An expert witness says Oracle’s decision to no longer support Itanium cost HP billions. Meanwhile, Oracle says it lost $95 million due to HP.
Hewlett-Packard and Oracle are beginning to outline the arguments they’ll be presenting next month when a jury trial starts in the second phase of their court dispute over Intel’s Itanium platform.
In a hearing earlier this month, HP officials indicated they planned to seek damages from Oracle of $4 billion or more, saying the software giant damaged its high-end server business when Oracle officials announced in 2011 that the company would no longer support the Itanium platform, saying that Intel was planning to end the chip line.
HP executives said Oracle’s decision was a cynical move to try to convince businesses to migrate from HP’s Itanium-based Integrity and NonStop systems to the SPARC/Solaris hardware that Oracle acquired when it bought Sun Microsystems in 2009. Oracle’s decision echoed similar moves by Microsoft and Red Hat to stop supporting Itanium.
However, during the same court hearing, an expert that Oracle will call during the trial said HP executives had not been truthful with customers or the rest of the industry about the future of Itanium, and that Oracle had lost about $95 million in profits that it would have made had HP been more honest.
The once-strong relationship between HP and Oracle—the two share about 140,000 customers, most of whom run Oracle’s enterprise software on HP’s Itanium-based servers—began to crumble when Oracle bought Sun, a move that brought the two sides into direct competition in the high-end server space. That dissolution was heightened when Oracle hired ex-HP CEO Mark Hurd as president in 2010, and was hurt further when Oracle announced its decision to end support of Itanium in its software, with executives saying that they had heard from Intel engineers that the chip maker was planning to end development of Itanium in favor of its popular x86-based Xeon server chips.
Both Intel and HP disputed that there were plans to end Itanium development. HP sued Oracle, arguing that the move violated an agreement reached during the settlement of a legal dispute over Oracle’s hiring of Hurd in which the two companies agreed to continue supporting technologies that were used by joint customers.
Oracle officials said there was no such binding agreement, and countersued HP, saying the tech giant misled them and customers by not telling them of Intel’s desire to end Itanium development.
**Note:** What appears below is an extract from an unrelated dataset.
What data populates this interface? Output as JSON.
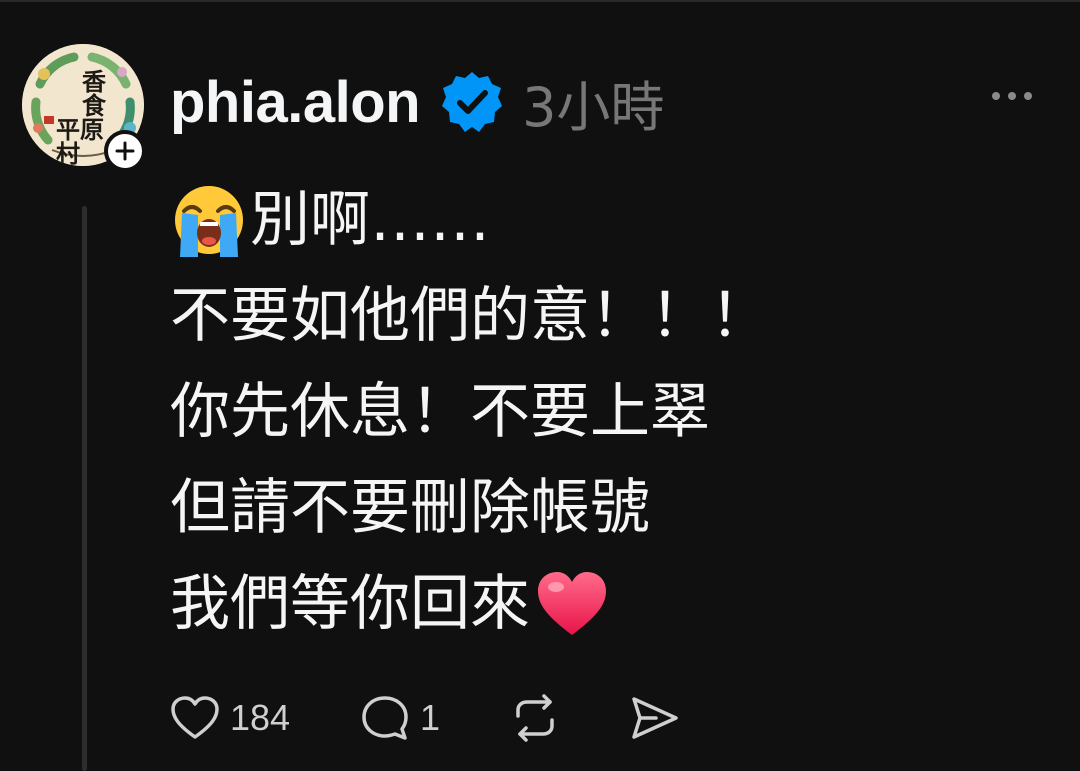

Oracle also pointed out that HP had paid Intel billions to keep the Itanium platform alive.
In August 2012, Judge James P. Kleinberg of the Santa Clara County (Calif.) Superior Court ruled in HP’s favor
, saying there was a legal agreement and ordering Oracle to continue developing its software for Itanium. Oracle officials agreed to continue supporting Itanium, but said they would appeal the ruling.
However, HP officials have said their business already has been harmed by Oracle’s decision, with sales in their Business Critical Systems unit falling between 11 percent and 38 percent a quarter since the announcement. HP is by far the largest user of Itaniums, buying more than 90 percent of them.
An economist HP will call during the trial, Jonathan Orszag of consulting firm Compass Lexecon
, said during the March 18 hearing that Oracle’s decision not only has damaged HP’s high-end server business, but would continue to do so through at least 2020, according to a report in InfoWorld
, which was at the hearing.
"The Oracle conduct at question in this case had a very significant and negative effect on the HP Itanium business," Orszag said during the hearing.
Oracle’s own expert witness—Ramsey Shehadeh of consultancy National Economic Research Associates
—said that with its own SPARC server unit, Oracle could have won some deals had HP been more honest about Itanium’s future, pinning the lost profits at $94.5 million, according to InfoWorld
While the two companies have feuded over Itanium, HP also is moving ahead with Project Odyssey, which will enable mission-critical workloads to run on both Itanium-based Integrity servers and Xeon-based ProLiant systems in the same enclosure.
Meanwhile, Intel introduced the Itanium 9500 Series “Poulson” chips
in November 2012, and is working on its successor, “Kittson,” which will hit the market in two to three years. However, in February, Intel officials announced they were changing some of the goals
for the chip, including that it will be built on the 32-nanometer process, rather than at 22nm. In addition, Kittson will not be socket-compatible with Intel's Xeon server chips; instead, it will be socket-compatible with the existing Itanium 9300 “Tukwila” and 9500 Poulson processors.
Despite the changes, an Intel spokesman at the time said that no delays were expected in the roadmap for Kittson.
According to Intel, a key reason for the changes to Kittson’s characteristics is the declining demand in the Unix server market. According to Gartner analysts, third-quarter 2012 revenue in the RISC/Itanium Unix market fell 18.5 percent
from the same period the year before. Within that market, HP has been losing share to IBM.